## Given data
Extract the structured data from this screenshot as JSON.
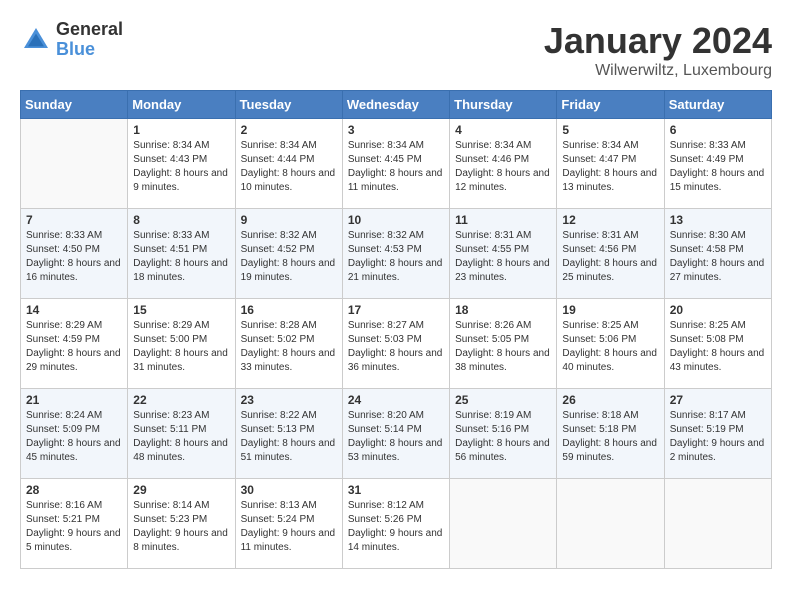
{
  "header": {
    "logo_general": "General",
    "logo_blue": "Blue",
    "month_title": "January 2024",
    "location": "Wilwerwiltz, Luxembourg"
  },
  "days_of_week": [
    "Sunday",
    "Monday",
    "Tuesday",
    "Wednesday",
    "Thursday",
    "Friday",
    "Saturday"
  ],
  "weeks": [
    [
      {
        "day": "",
        "sunrise": "",
        "sunset": "",
        "daylight": ""
      },
      {
        "day": "1",
        "sunrise": "Sunrise: 8:34 AM",
        "sunset": "Sunset: 4:43 PM",
        "daylight": "Daylight: 8 hours and 9 minutes."
      },
      {
        "day": "2",
        "sunrise": "Sunrise: 8:34 AM",
        "sunset": "Sunset: 4:44 PM",
        "daylight": "Daylight: 8 hours and 10 minutes."
      },
      {
        "day": "3",
        "sunrise": "Sunrise: 8:34 AM",
        "sunset": "Sunset: 4:45 PM",
        "daylight": "Daylight: 8 hours and 11 minutes."
      },
      {
        "day": "4",
        "sunrise": "Sunrise: 8:34 AM",
        "sunset": "Sunset: 4:46 PM",
        "daylight": "Daylight: 8 hours and 12 minutes."
      },
      {
        "day": "5",
        "sunrise": "Sunrise: 8:34 AM",
        "sunset": "Sunset: 4:47 PM",
        "daylight": "Daylight: 8 hours and 13 minutes."
      },
      {
        "day": "6",
        "sunrise": "Sunrise: 8:33 AM",
        "sunset": "Sunset: 4:49 PM",
        "daylight": "Daylight: 8 hours and 15 minutes."
      }
    ],
    [
      {
        "day": "7",
        "sunrise": "Sunrise: 8:33 AM",
        "sunset": "Sunset: 4:50 PM",
        "daylight": "Daylight: 8 hours and 16 minutes."
      },
      {
        "day": "8",
        "sunrise": "Sunrise: 8:33 AM",
        "sunset": "Sunset: 4:51 PM",
        "daylight": "Daylight: 8 hours and 18 minutes."
      },
      {
        "day": "9",
        "sunrise": "Sunrise: 8:32 AM",
        "sunset": "Sunset: 4:52 PM",
        "daylight": "Daylight: 8 hours and 19 minutes."
      },
      {
        "day": "10",
        "sunrise": "Sunrise: 8:32 AM",
        "sunset": "Sunset: 4:53 PM",
        "daylight": "Daylight: 8 hours and 21 minutes."
      },
      {
        "day": "11",
        "sunrise": "Sunrise: 8:31 AM",
        "sunset": "Sunset: 4:55 PM",
        "daylight": "Daylight: 8 hours and 23 minutes."
      },
      {
        "day": "12",
        "sunrise": "Sunrise: 8:31 AM",
        "sunset": "Sunset: 4:56 PM",
        "daylight": "Daylight: 8 hours and 25 minutes."
      },
      {
        "day": "13",
        "sunrise": "Sunrise: 8:30 AM",
        "sunset": "Sunset: 4:58 PM",
        "daylight": "Daylight: 8 hours and 27 minutes."
      }
    ],
    [
      {
        "day": "14",
        "sunrise": "Sunrise: 8:29 AM",
        "sunset": "Sunset: 4:59 PM",
        "daylight": "Daylight: 8 hours and 29 minutes."
      },
      {
        "day": "15",
        "sunrise": "Sunrise: 8:29 AM",
        "sunset": "Sunset: 5:00 PM",
        "daylight": "Daylight: 8 hours and 31 minutes."
      },
      {
        "day": "16",
        "sunrise": "Sunrise: 8:28 AM",
        "sunset": "Sunset: 5:02 PM",
        "daylight": "Daylight: 8 hours and 33 minutes."
      },
      {
        "day": "17",
        "sunrise": "Sunrise: 8:27 AM",
        "sunset": "Sunset: 5:03 PM",
        "daylight": "Daylight: 8 hours and 36 minutes."
      },
      {
        "day": "18",
        "sunrise": "Sunrise: 8:26 AM",
        "sunset": "Sunset: 5:05 PM",
        "daylight": "Daylight: 8 hours and 38 minutes."
      },
      {
        "day": "19",
        "sunrise": "Sunrise: 8:25 AM",
        "sunset": "Sunset: 5:06 PM",
        "daylight": "Daylight: 8 hours and 40 minutes."
      },
      {
        "day": "20",
        "sunrise": "Sunrise: 8:25 AM",
        "sunset": "Sunset: 5:08 PM",
        "daylight": "Daylight: 8 hours and 43 minutes."
      }
    ],
    [
      {
        "day": "21",
        "sunrise": "Sunrise: 8:24 AM",
        "sunset": "Sunset: 5:09 PM",
        "daylight": "Daylight: 8 hours and 45 minutes."
      },
      {
        "day": "22",
        "sunrise": "Sunrise: 8:23 AM",
        "sunset": "Sunset: 5:11 PM",
        "daylight": "Daylight: 8 hours and 48 minutes."
      },
      {
        "day": "23",
        "sunrise": "Sunrise: 8:22 AM",
        "sunset": "Sunset: 5:13 PM",
        "daylight": "Daylight: 8 hours and 51 minutes."
      },
      {
        "day": "24",
        "sunrise": "Sunrise: 8:20 AM",
        "sunset": "Sunset: 5:14 PM",
        "daylight": "Daylight: 8 hours and 53 minutes."
      },
      {
        "day": "25",
        "sunrise": "Sunrise: 8:19 AM",
        "sunset": "Sunset: 5:16 PM",
        "daylight": "Daylight: 8 hours and 56 minutes."
      },
      {
        "day": "26",
        "sunrise": "Sunrise: 8:18 AM",
        "sunset": "Sunset: 5:18 PM",
        "daylight": "Daylight: 8 hours and 59 minutes."
      },
      {
        "day": "27",
        "sunrise": "Sunrise: 8:17 AM",
        "sunset": "Sunset: 5:19 PM",
        "daylight": "Daylight: 9 hours and 2 minutes."
      }
    ],
    [
      {
        "day": "28",
        "sunrise": "Sunrise: 8:16 AM",
        "sunset": "Sunset: 5:21 PM",
        "daylight": "Daylight: 9 hours and 5 minutes."
      },
      {
        "day": "29",
        "sunrise": "Sunrise: 8:14 AM",
        "sunset": "Sunset: 5:23 PM",
        "daylight": "Daylight: 9 hours and 8 minutes."
      },
      {
        "day": "30",
        "sunrise": "Sunrise: 8:13 AM",
        "sunset": "Sunset: 5:24 PM",
        "daylight": "Daylight: 9 hours and 11 minutes."
      },
      {
        "day": "31",
        "sunrise": "Sunrise: 8:12 AM",
        "sunset": "Sunset: 5:26 PM",
        "daylight": "Daylight: 9 hours and 14 minutes."
      },
      {
        "day": "",
        "sunrise": "",
        "sunset": "",
        "daylight": ""
      },
      {
        "day": "",
        "sunrise": "",
        "sunset": "",
        "daylight": ""
      },
      {
        "day": "",
        "sunrise": "",
        "sunset": "",
        "daylight": ""
      }
    ]
  ]
}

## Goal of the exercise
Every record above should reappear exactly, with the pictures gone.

## Finished task
Extract the structured data from this screenshot as JSON.
{
  "header": {
    "logo_general": "General",
    "logo_blue": "Blue",
    "month_title": "January 2024",
    "location": "Wilwerwiltz, Luxembourg"
  },
  "days_of_week": [
    "Sunday",
    "Monday",
    "Tuesday",
    "Wednesday",
    "Thursday",
    "Friday",
    "Saturday"
  ],
  "weeks": [
    [
      {
        "day": "",
        "sunrise": "",
        "sunset": "",
        "daylight": ""
      },
      {
        "day": "1",
        "sunrise": "Sunrise: 8:34 AM",
        "sunset": "Sunset: 4:43 PM",
        "daylight": "Daylight: 8 hours and 9 minutes."
      },
      {
        "day": "2",
        "sunrise": "Sunrise: 8:34 AM",
        "sunset": "Sunset: 4:44 PM",
        "daylight": "Daylight: 8 hours and 10 minutes."
      },
      {
        "day": "3",
        "sunrise": "Sunrise: 8:34 AM",
        "sunset": "Sunset: 4:45 PM",
        "daylight": "Daylight: 8 hours and 11 minutes."
      },
      {
        "day": "4",
        "sunrise": "Sunrise: 8:34 AM",
        "sunset": "Sunset: 4:46 PM",
        "daylight": "Daylight: 8 hours and 12 minutes."
      },
      {
        "day": "5",
        "sunrise": "Sunrise: 8:34 AM",
        "sunset": "Sunset: 4:47 PM",
        "daylight": "Daylight: 8 hours and 13 minutes."
      },
      {
        "day": "6",
        "sunrise": "Sunrise: 8:33 AM",
        "sunset": "Sunset: 4:49 PM",
        "daylight": "Daylight: 8 hours and 15 minutes."
      }
    ],
    [
      {
        "day": "7",
        "sunrise": "Sunrise: 8:33 AM",
        "sunset": "Sunset: 4:50 PM",
        "daylight": "Daylight: 8 hours and 16 minutes."
      },
      {
        "day": "8",
        "sunrise": "Sunrise: 8:33 AM",
        "sunset": "Sunset: 4:51 PM",
        "daylight": "Daylight: 8 hours and 18 minutes."
      },
      {
        "day": "9",
        "sunrise": "Sunrise: 8:32 AM",
        "sunset": "Sunset: 4:52 PM",
        "daylight": "Daylight: 8 hours and 19 minutes."
      },
      {
        "day": "10",
        "sunrise": "Sunrise: 8:32 AM",
        "sunset": "Sunset: 4:53 PM",
        "daylight": "Daylight: 8 hours and 21 minutes."
      },
      {
        "day": "11",
        "sunrise": "Sunrise: 8:31 AM",
        "sunset": "Sunset: 4:55 PM",
        "daylight": "Daylight: 8 hours and 23 minutes."
      },
      {
        "day": "12",
        "sunrise": "Sunrise: 8:31 AM",
        "sunset": "Sunset: 4:56 PM",
        "daylight": "Daylight: 8 hours and 25 minutes."
      },
      {
        "day": "13",
        "sunrise": "Sunrise: 8:30 AM",
        "sunset": "Sunset: 4:58 PM",
        "daylight": "Daylight: 8 hours and 27 minutes."
      }
    ],
    [
      {
        "day": "14",
        "sunrise": "Sunrise: 8:29 AM",
        "sunset": "Sunset: 4:59 PM",
        "daylight": "Daylight: 8 hours and 29 minutes."
      },
      {
        "day": "15",
        "sunrise": "Sunrise: 8:29 AM",
        "sunset": "Sunset: 5:00 PM",
        "daylight": "Daylight: 8 hours and 31 minutes."
      },
      {
        "day": "16",
        "sunrise": "Sunrise: 8:28 AM",
        "sunset": "Sunset: 5:02 PM",
        "daylight": "Daylight: 8 hours and 33 minutes."
      },
      {
        "day": "17",
        "sunrise": "Sunrise: 8:27 AM",
        "sunset": "Sunset: 5:03 PM",
        "daylight": "Daylight: 8 hours and 36 minutes."
      },
      {
        "day": "18",
        "sunrise": "Sunrise: 8:26 AM",
        "sunset": "Sunset: 5:05 PM",
        "daylight": "Daylight: 8 hours and 38 minutes."
      },
      {
        "day": "19",
        "sunrise": "Sunrise: 8:25 AM",
        "sunset": "Sunset: 5:06 PM",
        "daylight": "Daylight: 8 hours and 40 minutes."
      },
      {
        "day": "20",
        "sunrise": "Sunrise: 8:25 AM",
        "sunset": "Sunset: 5:08 PM",
        "daylight": "Daylight: 8 hours and 43 minutes."
      }
    ],
    [
      {
        "day": "21",
        "sunrise": "Sunrise: 8:24 AM",
        "sunset": "Sunset: 5:09 PM",
        "daylight": "Daylight: 8 hours and 45 minutes."
      },
      {
        "day": "22",
        "sunrise": "Sunrise: 8:23 AM",
        "sunset": "Sunset: 5:11 PM",
        "daylight": "Daylight: 8 hours and 48 minutes."
      },
      {
        "day": "23",
        "sunrise": "Sunrise: 8:22 AM",
        "sunset": "Sunset: 5:13 PM",
        "daylight": "Daylight: 8 hours and 51 minutes."
      },
      {
        "day": "24",
        "sunrise": "Sunrise: 8:20 AM",
        "sunset": "Sunset: 5:14 PM",
        "daylight": "Daylight: 8 hours and 53 minutes."
      },
      {
        "day": "25",
        "sunrise": "Sunrise: 8:19 AM",
        "sunset": "Sunset: 5:16 PM",
        "daylight": "Daylight: 8 hours and 56 minutes."
      },
      {
        "day": "26",
        "sunrise": "Sunrise: 8:18 AM",
        "sunset": "Sunset: 5:18 PM",
        "daylight": "Daylight: 8 hours and 59 minutes."
      },
      {
        "day": "27",
        "sunrise": "Sunrise: 8:17 AM",
        "sunset": "Sunset: 5:19 PM",
        "daylight": "Daylight: 9 hours and 2 minutes."
      }
    ],
    [
      {
        "day": "28",
        "sunrise": "Sunrise: 8:16 AM",
        "sunset": "Sunset: 5:21 PM",
        "daylight": "Daylight: 9 hours and 5 minutes."
      },
      {
        "day": "29",
        "sunrise": "Sunrise: 8:14 AM",
        "sunset": "Sunset: 5:23 PM",
        "daylight": "Daylight: 9 hours and 8 minutes."
      },
      {
        "day": "30",
        "sunrise": "Sunrise: 8:13 AM",
        "sunset": "Sunset: 5:24 PM",
        "daylight": "Daylight: 9 hours and 11 minutes."
      },
      {
        "day": "31",
        "sunrise": "Sunrise: 8:12 AM",
        "sunset": "Sunset: 5:26 PM",
        "daylight": "Daylight: 9 hours and 14 minutes."
      },
      {
        "day": "",
        "sunrise": "",
        "sunset": "",
        "daylight": ""
      },
      {
        "day": "",
        "sunrise": "",
        "sunset": "",
        "daylight": ""
      },
      {
        "day": "",
        "sunrise": "",
        "sunset": "",
        "daylight": ""
      }
    ]
  ]
}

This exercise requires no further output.